◆ INFORMATION PROVIDED

────────

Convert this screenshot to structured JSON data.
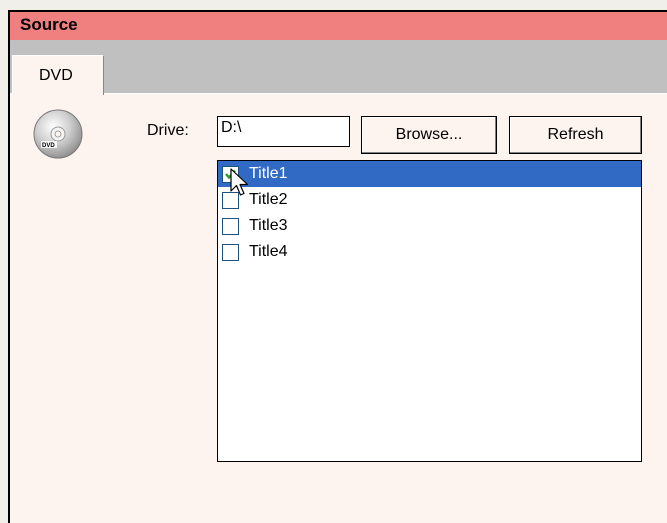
{
  "header": {
    "title": "Source"
  },
  "tabs": [
    {
      "label": "DVD",
      "active": true
    }
  ],
  "icons": {
    "disc": "dvd-disc-icon",
    "cursor": "mouse-pointer-icon",
    "check": "checkmark-icon"
  },
  "drive": {
    "label": "Drive:",
    "value": "D:\\"
  },
  "buttons": {
    "browse": "Browse...",
    "refresh": "Refresh"
  },
  "titles": [
    {
      "label": "Title1",
      "checked": true,
      "selected": true
    },
    {
      "label": "Title2",
      "checked": false,
      "selected": false
    },
    {
      "label": "Title3",
      "checked": false,
      "selected": false
    },
    {
      "label": "Title4",
      "checked": false,
      "selected": false
    }
  ],
  "colors": {
    "header_bg": "#f08080",
    "panel_bg": "#fdf4f0",
    "selection": "#316ac5",
    "check": "#22a022"
  }
}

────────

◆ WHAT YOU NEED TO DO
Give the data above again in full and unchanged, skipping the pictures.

◆ SOLUTION FOR THIS PROBLEM
Convert this screenshot to structured JSON data.
{
  "header": {
    "title": "Source"
  },
  "tabs": [
    {
      "label": "DVD",
      "active": true
    }
  ],
  "icons": {
    "disc": "dvd-disc-icon",
    "cursor": "mouse-pointer-icon",
    "check": "checkmark-icon"
  },
  "drive": {
    "label": "Drive:",
    "value": "D:\\"
  },
  "buttons": {
    "browse": "Browse...",
    "refresh": "Refresh"
  },
  "titles": [
    {
      "label": "Title1",
      "checked": true,
      "selected": true
    },
    {
      "label": "Title2",
      "checked": false,
      "selected": false
    },
    {
      "label": "Title3",
      "checked": false,
      "selected": false
    },
    {
      "label": "Title4",
      "checked": false,
      "selected": false
    }
  ],
  "colors": {
    "header_bg": "#f08080",
    "panel_bg": "#fdf4f0",
    "selection": "#316ac5",
    "check": "#22a022"
  }
}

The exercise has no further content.